During times of change and crisis stark differences become visible and warrant consideration. Take the role of communications and information technology during the current uncertainty caused by COVID-19. The role of cloud and internet based communications is used and needed everywhere – the use of video conferencing, ecommerce, logistics, remote working, and digital entertainment have changed radically over the past months and yet the majority of online applications and services continue to work. The Economist recently reported the role of remote doctor’s consultations as critical for China’s handling of the COVID-19 such that they were able to help get critical patients to hospital while using AI based models to track the progression of the disease.
What if we did not have the access to these amazing tools? What if they stopped working? What most people fail to realise during a chat, or a video call, is how much human intervention is needed to continue to reboot servers, install new equipment and upgrade networks. IT and network data infrastructure staff are unsung heroes keeping us all connected for work, emergency, information and entertainment.
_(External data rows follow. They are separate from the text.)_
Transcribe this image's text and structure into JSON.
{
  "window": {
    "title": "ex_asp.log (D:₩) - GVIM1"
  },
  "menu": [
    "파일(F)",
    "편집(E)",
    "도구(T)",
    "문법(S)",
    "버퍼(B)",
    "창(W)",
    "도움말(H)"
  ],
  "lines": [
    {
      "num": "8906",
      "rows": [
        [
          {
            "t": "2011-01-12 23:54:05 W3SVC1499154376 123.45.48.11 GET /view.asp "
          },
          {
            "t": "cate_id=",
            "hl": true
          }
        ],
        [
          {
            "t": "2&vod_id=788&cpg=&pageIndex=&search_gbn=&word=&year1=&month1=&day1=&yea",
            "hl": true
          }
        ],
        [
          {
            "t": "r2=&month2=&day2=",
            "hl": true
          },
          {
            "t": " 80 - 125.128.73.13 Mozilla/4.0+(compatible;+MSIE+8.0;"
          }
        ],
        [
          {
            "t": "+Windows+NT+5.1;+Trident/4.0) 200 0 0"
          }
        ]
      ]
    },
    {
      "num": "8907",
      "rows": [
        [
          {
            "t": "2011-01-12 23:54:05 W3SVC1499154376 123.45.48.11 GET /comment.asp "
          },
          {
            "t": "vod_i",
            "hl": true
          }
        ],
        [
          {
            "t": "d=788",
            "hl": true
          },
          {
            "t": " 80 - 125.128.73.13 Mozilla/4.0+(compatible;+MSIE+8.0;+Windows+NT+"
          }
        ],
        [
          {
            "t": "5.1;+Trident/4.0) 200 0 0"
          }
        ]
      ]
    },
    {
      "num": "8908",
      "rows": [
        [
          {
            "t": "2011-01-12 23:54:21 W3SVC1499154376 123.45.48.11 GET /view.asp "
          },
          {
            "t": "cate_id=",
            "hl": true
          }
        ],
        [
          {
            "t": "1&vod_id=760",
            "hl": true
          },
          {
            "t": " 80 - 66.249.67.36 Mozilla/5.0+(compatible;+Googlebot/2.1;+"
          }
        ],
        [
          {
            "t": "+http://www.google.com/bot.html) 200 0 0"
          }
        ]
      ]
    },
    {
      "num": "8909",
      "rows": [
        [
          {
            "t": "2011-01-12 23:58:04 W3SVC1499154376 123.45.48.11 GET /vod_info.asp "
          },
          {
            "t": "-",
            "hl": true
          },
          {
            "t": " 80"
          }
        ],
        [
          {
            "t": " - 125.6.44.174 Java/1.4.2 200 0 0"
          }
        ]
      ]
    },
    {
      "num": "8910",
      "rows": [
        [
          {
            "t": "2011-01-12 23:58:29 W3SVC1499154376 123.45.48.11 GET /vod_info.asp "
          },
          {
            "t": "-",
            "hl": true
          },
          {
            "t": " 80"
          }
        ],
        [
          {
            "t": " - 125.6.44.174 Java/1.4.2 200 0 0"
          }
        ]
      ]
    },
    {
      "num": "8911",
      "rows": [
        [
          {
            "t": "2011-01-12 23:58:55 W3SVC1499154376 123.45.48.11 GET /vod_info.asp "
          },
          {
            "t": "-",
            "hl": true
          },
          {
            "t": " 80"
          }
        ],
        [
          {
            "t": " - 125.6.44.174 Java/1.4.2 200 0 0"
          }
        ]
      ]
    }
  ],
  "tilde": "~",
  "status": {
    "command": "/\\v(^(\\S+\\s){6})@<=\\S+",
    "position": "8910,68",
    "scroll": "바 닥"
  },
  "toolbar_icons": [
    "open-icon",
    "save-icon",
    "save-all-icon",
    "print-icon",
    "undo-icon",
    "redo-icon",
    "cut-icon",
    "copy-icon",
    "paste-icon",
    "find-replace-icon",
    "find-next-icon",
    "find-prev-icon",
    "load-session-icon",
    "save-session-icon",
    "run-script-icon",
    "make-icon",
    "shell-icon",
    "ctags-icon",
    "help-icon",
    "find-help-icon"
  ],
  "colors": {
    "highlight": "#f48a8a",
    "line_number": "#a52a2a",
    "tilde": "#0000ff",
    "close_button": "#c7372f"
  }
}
However, not all countries consider the internet, data centres and clouds as critical national infrastructure. Therefore, many IT companies are confused as to how to manage internet based infrastructure services including maintaining on-site staff in data centres.
The European Data Centre Association wants to first thank all of its members’ operations staff – you deserve credit for building a resilient service that has coped with the recent events without major interruption. We also want to call on European and national governments to consider the issues around maintaining a robust internet and how they can provide support. For example:
Some governments already treat cloud and datacentre services as critical national infrastructure like the telephone or power. We urge Europe and each European country to adopt this policy. In the meantime, all governments should treat internet, cloud, data centre and other IT infrastructure as essential services during this crisis.
Some countries maintain services for families of critical workers – such as keeping schools open for children or helping with transportation when public services are shut. All countries should adopt this for internet based service providers’ technical and operations staff.
Where infrastructure providers are building out new services, special dispensation should be offered to them to continue building works as this will be the critical national infrastructure of tomorrow and should not be delayed.
The European Data Centre Association is happy to discuss the issue with government agencies and the press.
Chairman of the European Data Centre Association